As for the Speaker, he said the time soon came when he found himself alone, in a helicopter, headed for an “undisclosed location.” (Remember that the Speaker of the House is 3rd in line for the U.S. Presidency.)

He was struck again by the beauty of Washington, out there in that helicopter; and by the eeriness of seeing the nation’s Capitol through a smokey haze, much as it must have looked when the British attacked it in 1814.

And what was on his mind? How soon the Congress could get back to work on the people’s business.

Then he saluted the MANY heroes in our country—those on the front lines on 9/11—those at work now, at home and abroad, to keep the American people safe. It is, after all, government’s #1 task.

After the dinner and seeing the Speaker off for his home in northern Illinois, we stopped by Project Success, an annual Decatur-wide area event to augment funds to help kids stay in school. The fundraiser was to provide money for after-school programs and tutoring. I do love to see a community helping itself, and having this much fun in the process!

Oh, and a P.S. When I rejoined my guests at dinner at Millikin after saying goodbye and thank you to the Speaker, I was astonished to see an Andover,IL friend of ours—a wonderful man but of VERY few words—standing at the podium! He was moved by the Speaker’s talk to lead us in singing “God Bless America”—which he did with great success. Quite a moment.
Thanks, Les!

Friday, August 25, 2006

Online Poll Puts Zinga On Top

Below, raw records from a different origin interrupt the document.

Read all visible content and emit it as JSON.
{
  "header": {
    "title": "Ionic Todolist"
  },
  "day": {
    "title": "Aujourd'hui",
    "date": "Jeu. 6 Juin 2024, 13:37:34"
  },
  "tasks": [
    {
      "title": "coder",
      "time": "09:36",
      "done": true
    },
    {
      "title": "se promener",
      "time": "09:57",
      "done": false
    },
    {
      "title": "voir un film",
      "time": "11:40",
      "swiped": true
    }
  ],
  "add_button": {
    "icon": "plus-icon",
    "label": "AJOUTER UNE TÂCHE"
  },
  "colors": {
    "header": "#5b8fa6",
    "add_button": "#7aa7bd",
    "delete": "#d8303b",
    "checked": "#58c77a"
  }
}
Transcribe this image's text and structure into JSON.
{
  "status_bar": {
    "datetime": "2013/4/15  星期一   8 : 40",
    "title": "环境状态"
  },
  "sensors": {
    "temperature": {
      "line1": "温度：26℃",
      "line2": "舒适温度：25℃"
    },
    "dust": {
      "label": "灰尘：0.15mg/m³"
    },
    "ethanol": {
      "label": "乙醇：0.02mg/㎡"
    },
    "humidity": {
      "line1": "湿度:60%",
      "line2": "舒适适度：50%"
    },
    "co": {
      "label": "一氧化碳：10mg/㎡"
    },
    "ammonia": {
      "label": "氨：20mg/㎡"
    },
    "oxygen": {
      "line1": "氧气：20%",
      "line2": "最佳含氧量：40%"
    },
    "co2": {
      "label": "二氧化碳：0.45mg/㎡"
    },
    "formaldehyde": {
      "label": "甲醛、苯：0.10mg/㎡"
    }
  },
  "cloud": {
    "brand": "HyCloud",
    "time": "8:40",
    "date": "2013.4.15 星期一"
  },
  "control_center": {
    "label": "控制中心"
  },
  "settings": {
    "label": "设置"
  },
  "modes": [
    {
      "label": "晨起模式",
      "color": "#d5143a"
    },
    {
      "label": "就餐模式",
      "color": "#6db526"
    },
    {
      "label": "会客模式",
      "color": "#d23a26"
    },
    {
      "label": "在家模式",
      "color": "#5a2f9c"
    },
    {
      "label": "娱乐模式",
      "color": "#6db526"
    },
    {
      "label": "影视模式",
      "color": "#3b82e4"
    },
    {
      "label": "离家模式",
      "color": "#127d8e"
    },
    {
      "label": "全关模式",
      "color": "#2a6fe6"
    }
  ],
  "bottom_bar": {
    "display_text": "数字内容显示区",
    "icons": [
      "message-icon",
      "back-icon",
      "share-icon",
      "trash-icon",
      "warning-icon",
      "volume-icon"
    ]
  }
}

Online poll hosted by the Macomb Journal has Andrea ahead in McDonough County.
We know these online polls aren't scientific but this poll is
set up where you cannot vote multiple times which at least makes it noteworthy.

Click here to vote.
Scroll a little and then go to the right side of the page and you will see the poll.

Click here to see the results

Tuesday, August 22, 2006

Zinga Fundraiser Set With Hastert

Speaker of the House Denny Hastert will be hosting a fundraiser for Andrea in Decatur IL on Aug 25th.

If you are interested in attending call Campaign Headquarters. Limited tickets are still available. Private reception tickets and a picture with the Speaker are also available.

Call HQ at 309-797-9272 to reserve your seat.

Press Section Update

We have updated our Press section to include some recent press releases about positions on the issues that the voters need to know about.

Click here.